Reversing A Failure of Imagination

When you’re young, it’s easy to imagine. The way life could be. What you could become. How the world might change. 

It all seems possible.

My neighbor and I used to pretend we were Spy Kids (a terrible, but great ‘90s movie). We had these backpacks filled with potions (his mom’s moisturizers) and prank gifts (like the peanut jar and a fart machine). We marked an intricate path in the woods between our houses using red duct tape, in case for some reason, the bad guys and gals came and we couldn’t just walk across the street to each other’s houses. 

At some point, we stopped doing stuff like that. We grew up, whatever that means. I know that I ‘got serious’ about sports and school, about fitting into my life and to the world around me. I stopped acting. I stopped reading fiction. I stopped following my own curiosities. 

I can’t pinpoint the exact time; I only have a general recollection of moments that led to my hardening. I’ve seen it happen in other kids since. A series of events suck the ease of life away and their eyes seem to change. 

Soon, this is made worse by the acute stresses of growing up. Building an identity. Finding and keeping friends. Making your parents proud. Getting into the right colleges. Paying bills. Landing a job. Taking care of business.

It becomes almost impossible to reconnect with the kids we once were.

Yet, you and I both know, buried in there somewhere - there is still a Spy Kid. A fourth grader who knows the way life could be, what you could become, and how the world might change as a result. There’s a remnant of hope left over underneath the cynicism that everything really is possible. 

When you get close enough to those memories, you can see yourself. You remember what it was like before you lost your innocence, before you became aware that you should be afraid, that you should hedge against failure. 

Back when life was easy and your ego wasn’t an obstacle.

You begin to realize that there’s a purity that’s still in you that you dance around. An innocence that you’ve come to despise because its left you feeling vulnerable. A subtle curiosity that is begging to be discovered again.

So you make it a point to start reading fiction again, to start creating things, to finger paint on the weekends, to color on the walls. You make it a point to get down to the eye level of your fourth grade self, start viewing the world through her eyes. 

You check to make sure your fart machine still has working batteries.
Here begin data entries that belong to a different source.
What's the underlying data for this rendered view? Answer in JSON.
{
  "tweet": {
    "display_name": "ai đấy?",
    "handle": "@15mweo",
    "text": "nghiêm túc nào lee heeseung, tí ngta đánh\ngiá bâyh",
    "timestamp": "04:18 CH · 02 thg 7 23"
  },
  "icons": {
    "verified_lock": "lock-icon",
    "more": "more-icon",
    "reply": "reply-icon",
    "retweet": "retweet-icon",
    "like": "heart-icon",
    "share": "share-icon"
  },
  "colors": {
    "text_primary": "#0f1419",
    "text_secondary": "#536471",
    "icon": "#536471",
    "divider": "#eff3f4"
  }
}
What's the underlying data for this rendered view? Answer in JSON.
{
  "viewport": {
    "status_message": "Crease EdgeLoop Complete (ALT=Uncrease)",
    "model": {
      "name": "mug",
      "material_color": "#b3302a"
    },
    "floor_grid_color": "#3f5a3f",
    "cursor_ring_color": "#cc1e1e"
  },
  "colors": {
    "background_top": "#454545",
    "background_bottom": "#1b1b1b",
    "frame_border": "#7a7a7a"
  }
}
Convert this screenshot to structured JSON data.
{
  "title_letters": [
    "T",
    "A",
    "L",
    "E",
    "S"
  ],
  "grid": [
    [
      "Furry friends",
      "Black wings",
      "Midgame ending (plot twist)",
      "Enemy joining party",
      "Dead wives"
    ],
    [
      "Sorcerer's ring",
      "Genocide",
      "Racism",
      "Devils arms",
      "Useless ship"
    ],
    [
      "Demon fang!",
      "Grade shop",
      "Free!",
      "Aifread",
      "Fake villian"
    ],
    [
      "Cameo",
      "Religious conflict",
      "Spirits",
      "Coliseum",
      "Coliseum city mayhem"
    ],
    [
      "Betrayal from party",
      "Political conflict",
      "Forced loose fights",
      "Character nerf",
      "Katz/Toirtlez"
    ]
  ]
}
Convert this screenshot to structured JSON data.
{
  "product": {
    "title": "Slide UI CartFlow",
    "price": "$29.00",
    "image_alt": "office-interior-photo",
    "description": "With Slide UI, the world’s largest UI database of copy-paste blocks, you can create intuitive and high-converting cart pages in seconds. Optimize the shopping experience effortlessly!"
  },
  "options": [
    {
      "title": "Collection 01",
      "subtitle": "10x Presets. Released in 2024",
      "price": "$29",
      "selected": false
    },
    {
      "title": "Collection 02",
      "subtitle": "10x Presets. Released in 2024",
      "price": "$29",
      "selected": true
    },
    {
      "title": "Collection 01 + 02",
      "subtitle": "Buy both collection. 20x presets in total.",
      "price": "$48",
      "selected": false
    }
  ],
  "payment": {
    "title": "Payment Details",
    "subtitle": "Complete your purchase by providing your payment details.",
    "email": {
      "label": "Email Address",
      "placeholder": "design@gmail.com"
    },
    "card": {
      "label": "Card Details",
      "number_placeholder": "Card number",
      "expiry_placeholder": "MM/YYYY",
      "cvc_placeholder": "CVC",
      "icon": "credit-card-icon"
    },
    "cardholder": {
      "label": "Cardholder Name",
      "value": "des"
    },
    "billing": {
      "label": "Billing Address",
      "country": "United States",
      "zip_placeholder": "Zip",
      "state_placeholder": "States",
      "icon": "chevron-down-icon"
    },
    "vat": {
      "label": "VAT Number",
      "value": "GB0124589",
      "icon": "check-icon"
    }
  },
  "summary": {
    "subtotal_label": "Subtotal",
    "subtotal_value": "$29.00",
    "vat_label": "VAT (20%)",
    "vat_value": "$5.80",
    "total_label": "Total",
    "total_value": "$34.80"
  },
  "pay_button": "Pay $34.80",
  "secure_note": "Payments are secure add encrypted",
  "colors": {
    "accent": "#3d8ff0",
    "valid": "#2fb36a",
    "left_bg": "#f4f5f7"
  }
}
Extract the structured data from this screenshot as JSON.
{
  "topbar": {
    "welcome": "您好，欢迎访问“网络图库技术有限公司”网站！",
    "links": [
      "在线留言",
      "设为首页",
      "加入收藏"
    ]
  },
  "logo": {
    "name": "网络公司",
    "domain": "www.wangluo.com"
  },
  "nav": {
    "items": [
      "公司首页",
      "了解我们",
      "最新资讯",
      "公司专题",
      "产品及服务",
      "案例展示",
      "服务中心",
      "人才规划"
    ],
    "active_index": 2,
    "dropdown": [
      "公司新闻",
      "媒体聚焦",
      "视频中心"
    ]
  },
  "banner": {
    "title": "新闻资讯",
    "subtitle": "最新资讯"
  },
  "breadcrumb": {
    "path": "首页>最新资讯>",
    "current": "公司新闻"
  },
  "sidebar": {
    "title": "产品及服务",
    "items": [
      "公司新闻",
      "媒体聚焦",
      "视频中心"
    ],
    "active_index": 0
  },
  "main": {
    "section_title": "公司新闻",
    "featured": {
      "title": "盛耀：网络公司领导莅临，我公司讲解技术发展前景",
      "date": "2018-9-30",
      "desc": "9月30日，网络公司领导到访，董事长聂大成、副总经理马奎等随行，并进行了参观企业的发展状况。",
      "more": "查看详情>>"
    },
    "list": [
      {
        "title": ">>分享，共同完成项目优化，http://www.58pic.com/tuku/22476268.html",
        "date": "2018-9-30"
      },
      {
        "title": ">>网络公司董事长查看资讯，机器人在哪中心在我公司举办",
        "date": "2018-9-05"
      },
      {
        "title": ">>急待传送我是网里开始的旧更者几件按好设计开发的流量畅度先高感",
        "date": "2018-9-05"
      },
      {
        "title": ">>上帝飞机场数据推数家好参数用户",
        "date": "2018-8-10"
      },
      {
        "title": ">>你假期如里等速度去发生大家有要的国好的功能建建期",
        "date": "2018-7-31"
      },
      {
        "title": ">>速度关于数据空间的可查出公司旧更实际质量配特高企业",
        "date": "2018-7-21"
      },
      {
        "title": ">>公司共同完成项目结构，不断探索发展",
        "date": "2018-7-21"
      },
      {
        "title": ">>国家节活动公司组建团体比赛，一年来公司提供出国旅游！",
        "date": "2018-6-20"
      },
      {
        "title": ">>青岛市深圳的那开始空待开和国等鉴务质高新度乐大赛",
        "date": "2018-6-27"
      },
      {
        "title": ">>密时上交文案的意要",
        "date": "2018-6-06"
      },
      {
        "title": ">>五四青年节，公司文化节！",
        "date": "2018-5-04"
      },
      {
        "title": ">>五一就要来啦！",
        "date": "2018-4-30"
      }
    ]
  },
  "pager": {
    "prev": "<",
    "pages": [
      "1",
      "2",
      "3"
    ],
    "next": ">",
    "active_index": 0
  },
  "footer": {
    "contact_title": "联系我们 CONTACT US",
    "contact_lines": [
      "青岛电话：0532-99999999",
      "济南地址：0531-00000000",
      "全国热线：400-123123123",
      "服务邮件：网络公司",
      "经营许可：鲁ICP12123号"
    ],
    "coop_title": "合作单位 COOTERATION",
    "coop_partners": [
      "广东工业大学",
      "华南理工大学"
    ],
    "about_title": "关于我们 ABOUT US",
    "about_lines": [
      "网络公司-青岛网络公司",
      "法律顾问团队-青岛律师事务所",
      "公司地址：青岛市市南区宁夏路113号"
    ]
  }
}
You put on your dope Spy Kid backpack with imaginary rocket boosters.

You find the red tape (duct, not bureaucratic).

And you dive back in…

To the calm clarity that anything is possible.

Kate Ward